The answer should be the records below, word for word, with every image left out.

• **Element data from apps and pages**
━━━━━━━━
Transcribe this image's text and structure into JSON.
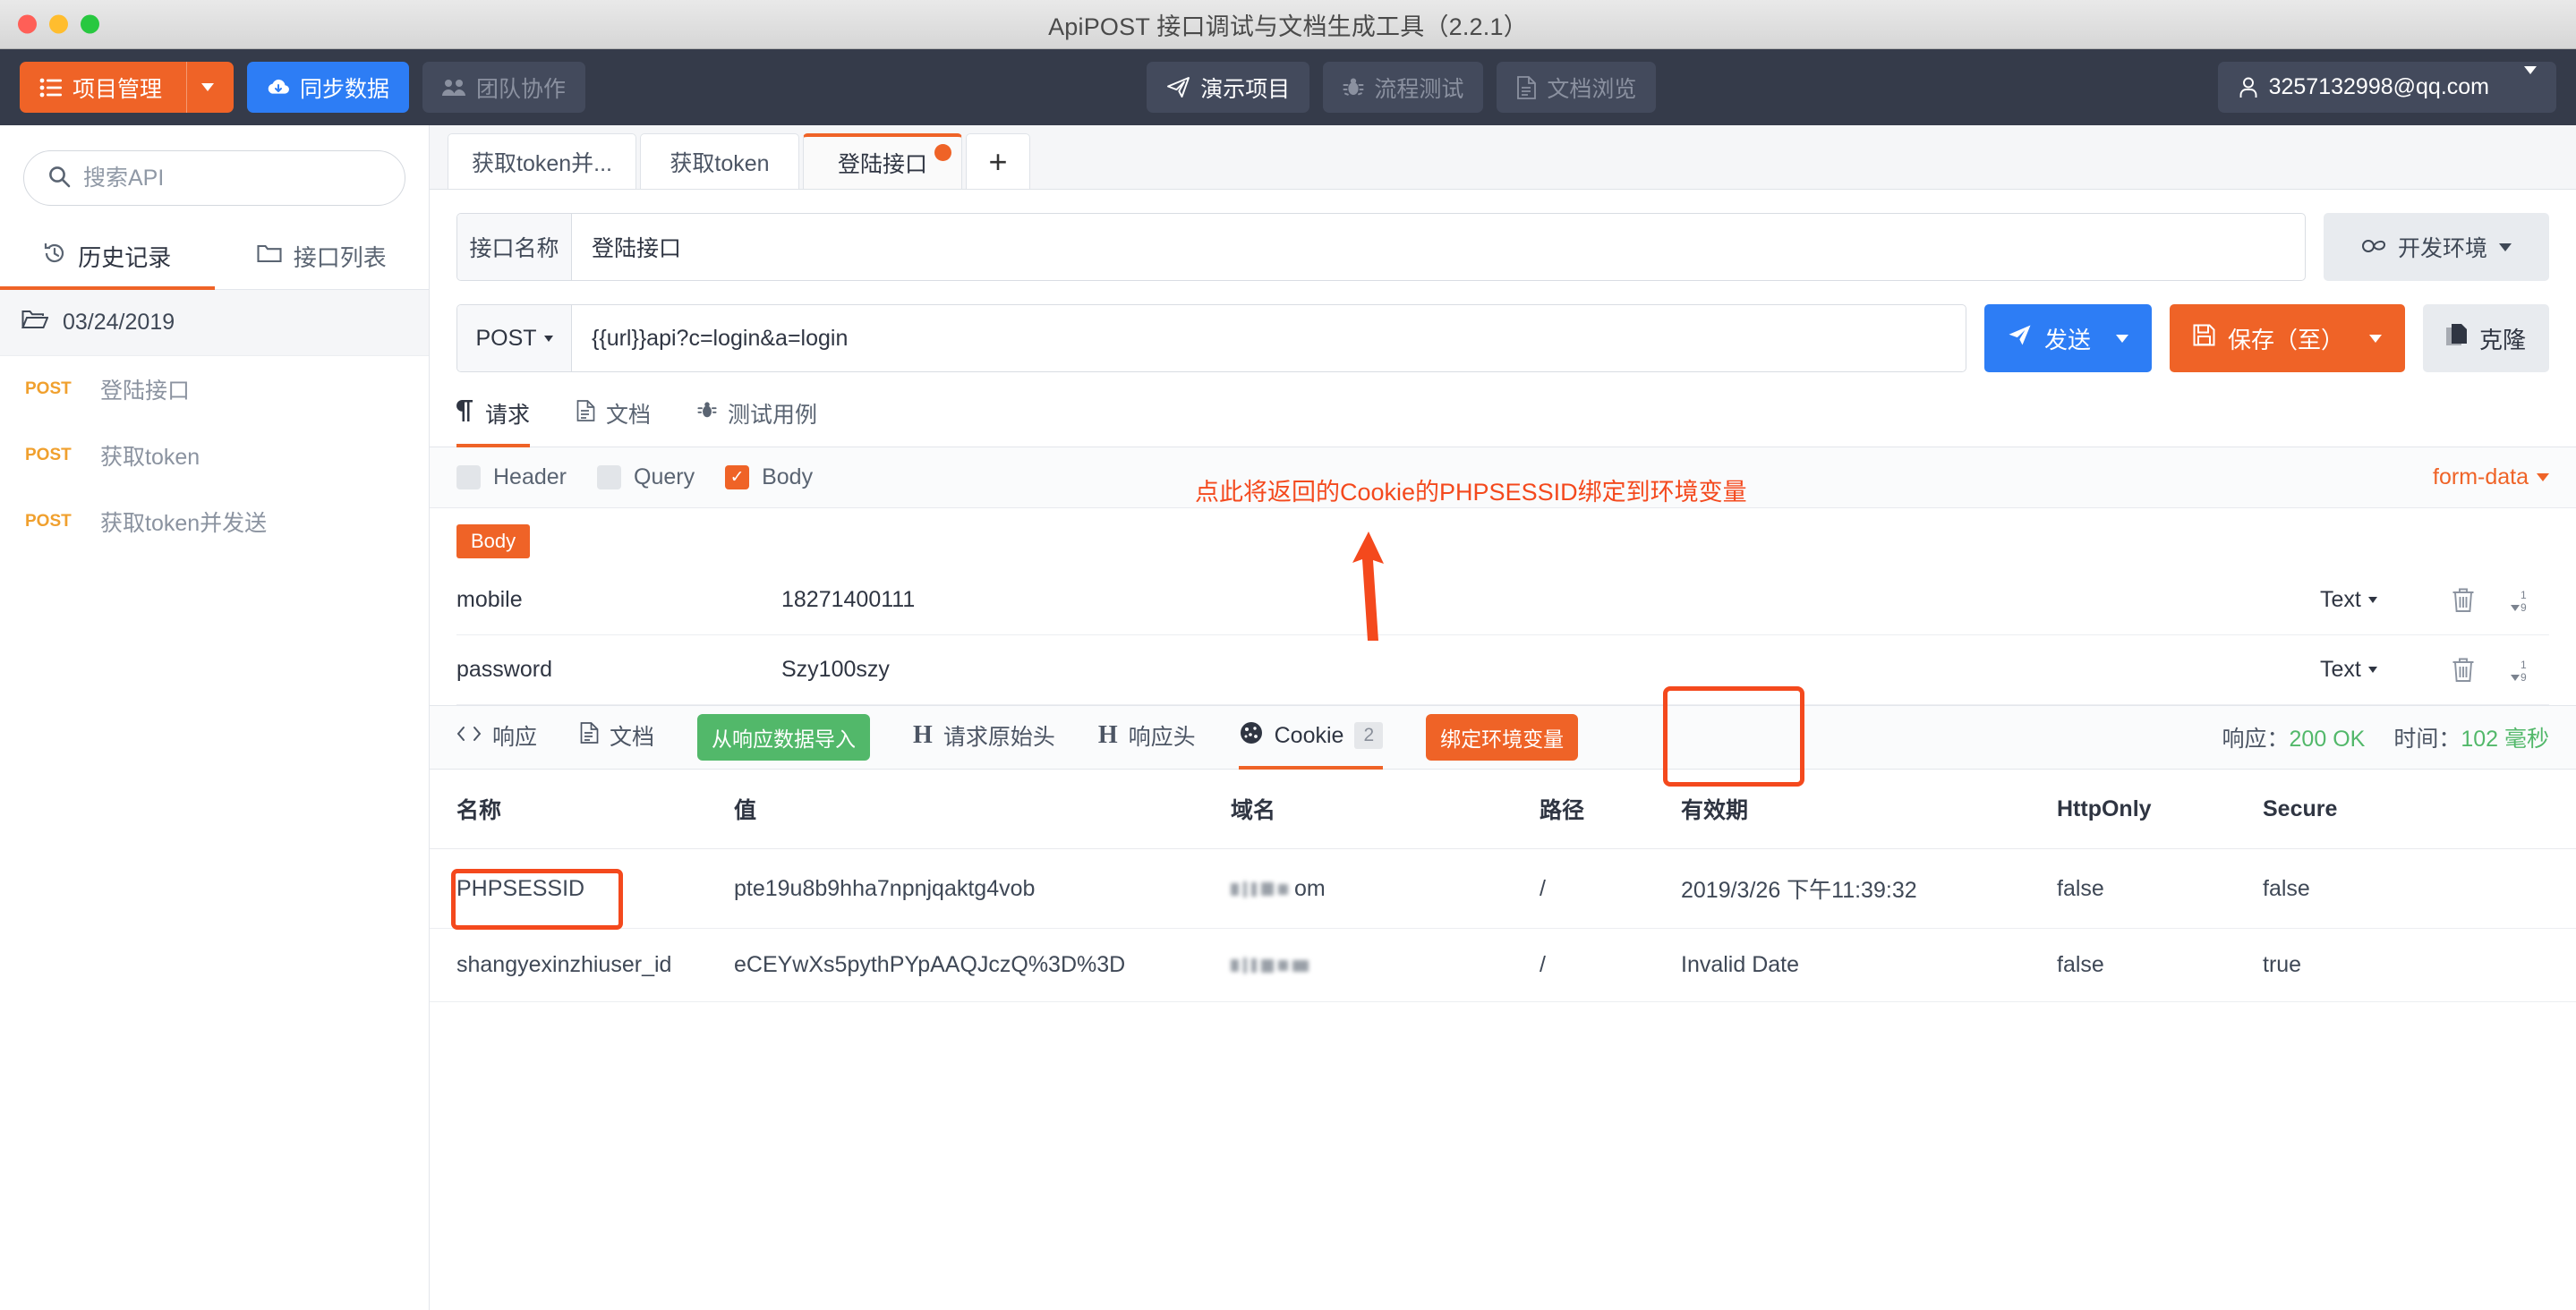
{
  "window": {
    "title": "ApiPOST 接口调试与文档生成工具（2.2.1）"
  },
  "navbar": {
    "project_manage": "项目管理",
    "sync_data": "同步数据",
    "team_collab": "团队协作",
    "demo_project": "演示项目",
    "flow_test": "流程测试",
    "doc_browse": "文档浏览",
    "account": "3257132998@qq.com"
  },
  "sidebar": {
    "search_placeholder": "搜索API",
    "tabs": [
      {
        "label": "历史记录",
        "icon": "history-icon",
        "active": true
      },
      {
        "label": "接口列表",
        "icon": "folder-icon",
        "active": false
      }
    ],
    "folder": "03/24/2019",
    "items": [
      {
        "method": "POST",
        "name": "登陆接口"
      },
      {
        "method": "POST",
        "name": "获取token"
      },
      {
        "method": "POST",
        "name": "获取token并发送"
      }
    ]
  },
  "request_tabs": [
    {
      "label": "获取token并...",
      "active": false,
      "dirty": false
    },
    {
      "label": "获取token",
      "active": false,
      "dirty": false
    },
    {
      "label": "登陆接口",
      "active": true,
      "dirty": true
    }
  ],
  "add_tab_label": "+",
  "api": {
    "name_label": "接口名称",
    "name_value": "登陆接口",
    "env_label": "开发环境",
    "method": "POST",
    "url": "{{url}}api?c=login&a=login",
    "send_label": "发送",
    "save_label": "保存（至）",
    "clone_label": "克隆"
  },
  "req_tabs": [
    {
      "label": "请求",
      "icon": "paragraph-icon",
      "active": true
    },
    {
      "label": "文档",
      "icon": "doc-icon",
      "active": false
    },
    {
      "label": "测试用例",
      "icon": "bug-icon",
      "active": false
    }
  ],
  "param_types": [
    {
      "label": "Header",
      "checked": false
    },
    {
      "label": "Query",
      "checked": false
    },
    {
      "label": "Body",
      "checked": true
    }
  ],
  "body_format": "form-data",
  "body": {
    "tag": "Body",
    "rows": [
      {
        "key": "mobile",
        "value": "18271400111",
        "type": "Text"
      },
      {
        "key": "password",
        "value": "Szy100szy",
        "type": "Text"
      }
    ]
  },
  "annotation": {
    "text": "点此将返回的Cookie的PHPSESSID绑定到环境变量",
    "color": "#f4491d"
  },
  "response": {
    "tabs": [
      {
        "label": "响应",
        "icon": "code-icon",
        "active": false,
        "badge": ""
      },
      {
        "label": "文档",
        "icon": "doc-icon",
        "active": false,
        "badge": ""
      },
      {
        "label": "请求原始头",
        "icon": "h-icon",
        "active": false,
        "badge": ""
      },
      {
        "label": "响应头",
        "icon": "h-icon",
        "active": false,
        "badge": ""
      },
      {
        "label": "Cookie",
        "icon": "cookie-icon",
        "active": true,
        "badge": "2"
      }
    ],
    "import_btn": "从响应数据导入",
    "bind_btn": "绑定环境变量",
    "status_label": "响应：",
    "status_value": "200 OK",
    "time_label": "时间：",
    "time_value": "102 毫秒"
  },
  "cookie_table": {
    "headers": [
      "名称",
      "值",
      "域名",
      "路径",
      "有效期",
      "HttpOnly",
      "Secure"
    ],
    "rows": [
      {
        "name": "PHPSESSID",
        "value": "pte19u8b9hha7npnjqaktg4vob",
        "domain": "om",
        "path": "/",
        "expires": "2019/3/26 下午11:39:32",
        "httponly": "false",
        "secure": "false",
        "highlight": true
      },
      {
        "name": "shangyexinzhiuser_id",
        "value": "eCEYwXs5pythPYpAAQJczQ%3D%3D",
        "domain": "",
        "path": "/",
        "expires": "Invalid Date",
        "httponly": "false",
        "secure": "true",
        "highlight": false
      }
    ]
  }
}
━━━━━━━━
• **RESULT OF THE TASK**
Transcribe this image's text and structure into JSON.
{
  "window": {
    "title": "ApiPOST 接口调试与文档生成工具（2.2.1）"
  },
  "navbar": {
    "project_manage": "项目管理",
    "sync_data": "同步数据",
    "team_collab": "团队协作",
    "demo_project": "演示项目",
    "flow_test": "流程测试",
    "doc_browse": "文档浏览",
    "account": "3257132998@qq.com"
  },
  "sidebar": {
    "search_placeholder": "搜索API",
    "tabs": [
      {
        "label": "历史记录",
        "icon": "history-icon",
        "active": true
      },
      {
        "label": "接口列表",
        "icon": "folder-icon",
        "active": false
      }
    ],
    "folder": "03/24/2019",
    "items": [
      {
        "method": "POST",
        "name": "登陆接口"
      },
      {
        "method": "POST",
        "name": "获取token"
      },
      {
        "method": "POST",
        "name": "获取token并发送"
      }
    ]
  },
  "request_tabs": [
    {
      "label": "获取token并...",
      "active": false,
      "dirty": false
    },
    {
      "label": "获取token",
      "active": false,
      "dirty": false
    },
    {
      "label": "登陆接口",
      "active": true,
      "dirty": true
    }
  ],
  "add_tab_label": "+",
  "api": {
    "name_label": "接口名称",
    "name_value": "登陆接口",
    "env_label": "开发环境",
    "method": "POST",
    "url": "{{url}}api?c=login&a=login",
    "send_label": "发送",
    "save_label": "保存（至）",
    "clone_label": "克隆"
  },
  "req_tabs": [
    {
      "label": "请求",
      "icon": "paragraph-icon",
      "active": true
    },
    {
      "label": "文档",
      "icon": "doc-icon",
      "active": false
    },
    {
      "label": "测试用例",
      "icon": "bug-icon",
      "active": false
    }
  ],
  "param_types": [
    {
      "label": "Header",
      "checked": false
    },
    {
      "label": "Query",
      "checked": false
    },
    {
      "label": "Body",
      "checked": true
    }
  ],
  "body_format": "form-data",
  "body": {
    "tag": "Body",
    "rows": [
      {
        "key": "mobile",
        "value": "18271400111",
        "type": "Text"
      },
      {
        "key": "password",
        "value": "Szy100szy",
        "type": "Text"
      }
    ]
  },
  "annotation": {
    "text": "点此将返回的Cookie的PHPSESSID绑定到环境变量",
    "color": "#f4491d"
  },
  "response": {
    "tabs": [
      {
        "label": "响应",
        "icon": "code-icon",
        "active": false,
        "badge": ""
      },
      {
        "label": "文档",
        "icon": "doc-icon",
        "active": false,
        "badge": ""
      },
      {
        "label": "请求原始头",
        "icon": "h-icon",
        "active": false,
        "badge": ""
      },
      {
        "label": "响应头",
        "icon": "h-icon",
        "active": false,
        "badge": ""
      },
      {
        "label": "Cookie",
        "icon": "cookie-icon",
        "active": true,
        "badge": "2"
      }
    ],
    "import_btn": "从响应数据导入",
    "bind_btn": "绑定环境变量",
    "status_label": "响应：",
    "status_value": "200 OK",
    "time_label": "时间：",
    "time_value": "102 毫秒"
  },
  "cookie_table": {
    "headers": [
      "名称",
      "值",
      "域名",
      "路径",
      "有效期",
      "HttpOnly",
      "Secure"
    ],
    "rows": [
      {
        "name": "PHPSESSID",
        "value": "pte19u8b9hha7npnjqaktg4vob",
        "domain": "om",
        "path": "/",
        "expires": "2019/3/26 下午11:39:32",
        "httponly": "false",
        "secure": "false",
        "highlight": true
      },
      {
        "name": "shangyexinzhiuser_id",
        "value": "eCEYwXs5pythPYpAAQJczQ%3D%3D",
        "domain": "",
        "path": "/",
        "expires": "Invalid Date",
        "httponly": "false",
        "secure": "true",
        "highlight": false
      }
    ]
  }
}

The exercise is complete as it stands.